If not, the individual should bend the top leg to provide better balance and less weight. Then an individual must simply roll from the hip to the knee, making sure to pause if there are any tight spots.
Finally, the individual should flip over and repeat on the other side. It’s important to be very gentle with this stretch, as it can be quite painful.
Some experts, however, caution against rolling the IT band, as the pain an individual sometimes attributes to the IT band is actually coming from the hip.
If no one else is around, a foam roller is a great way for an individual to safely crack his or her back. Simply place the roller on the floor and lie back on the roller with the hips slightly off the ground. Gently roll the back over the foam roller, pushing the torso away from the feet.
Typically, an individual’s back will crack as he or she rolls back towards the feet. At the same time, it’s important to move slowly and stop immediately if there is any pain.
Other foam roller uses
The usefulness of foam rollers doesn’t stop at massaging or exercising. They can also be used for other physical goals like yoga and stretching.
Foam rollers can also be used as yoga props for some extra balance or to allow an individual to release his or her muscles more easily than with a yoga block. Two ways foam rollers can be used as yoga props include during the savasana pose and the extended triangle pose.
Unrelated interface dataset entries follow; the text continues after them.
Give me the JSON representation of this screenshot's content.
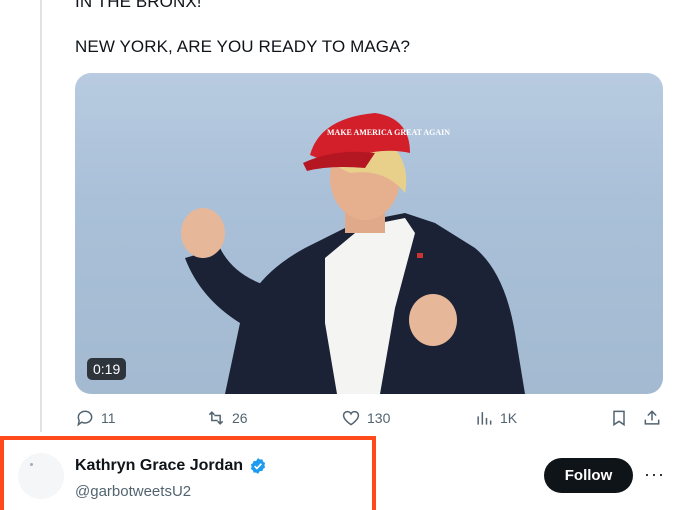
{
  "tweet": {
    "text_line1": "IN THE BRONX!",
    "text_line2": "NEW YORK, ARE YOU READY TO MAGA?",
    "media": {
      "duration": "0:19",
      "hat_text": "MAKE AMERICA GREAT AGAIN"
    },
    "actions": {
      "replies": "11",
      "reposts": "26",
      "likes": "130",
      "views": "1K"
    }
  },
  "reply_account": {
    "name": "Kathryn Grace Jordan",
    "handle": "@garbotweetsU2",
    "follow_label": "Follow",
    "more_label": "···"
  },
  "colors": {
    "highlight_border": "#ff4a1c",
    "verified_blue": "#1d9bf0",
    "icon_gray": "#536471"
  }
}
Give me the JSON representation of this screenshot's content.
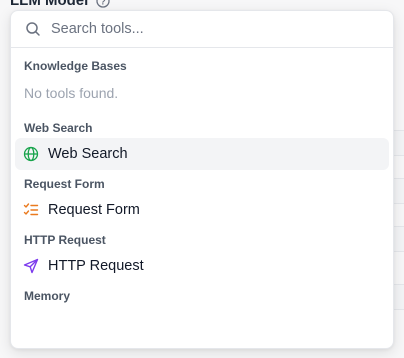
{
  "background": {
    "field_label": "LLM Model"
  },
  "search": {
    "placeholder": "Search tools..."
  },
  "groups": {
    "knowledge_bases": {
      "heading": "Knowledge Bases",
      "empty_text": "No tools found."
    },
    "web_search": {
      "heading": "Web Search",
      "item_label": "Web Search",
      "icon": "globe-icon",
      "icon_color": "#16a34a"
    },
    "request_form": {
      "heading": "Request Form",
      "item_label": "Request Form",
      "icon": "list-checks-icon",
      "icon_color": "#ea7a1f"
    },
    "http_request": {
      "heading": "HTTP Request",
      "item_label": "HTTP Request",
      "icon": "send-icon",
      "icon_color": "#7c3aed"
    },
    "memory": {
      "heading": "Memory"
    }
  },
  "colors": {
    "active_item_bg": "#f3f4f6",
    "heading_text": "#4b5563",
    "muted_text": "#9ca3af"
  }
}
One of the best core exercises is the plank, and one of the best ways to engage more core muscles with a plank is using an unstable surface like a foam roller.
An individual can accomplish this goal in one of two ways: place one or both hands on the top of the roller or slide the roller under the toes. The body will have to work harder to stabilize, helping to develop a stronger core.
If using a full-sized foam roller seems too intimidating, an individual could start with using a half roller that has a flat bottom to work up to a full-sized roller.
Foam rollers are great for helping to extend stretching. An individual can use a foam roller to increase his or her range of motion, as is a hamstring stretch or a laterals stretch. In addition, foam rollers can be used to extra support as in a hip flexor stretch.
While individuals can purchase other devices like balance boards and discs to help build their balance, a foam roller can work in a similar fashion. It can be used for a rolling lunge with the back foot on top of the roller, slowing rising up from the lunge and drawing the roller towards the body.
In the end, foam rollers are an excellent tool for runners. Depending on the needs of an individual, there are a wide variety of rollers and exercises out there to suit whatever need a person has.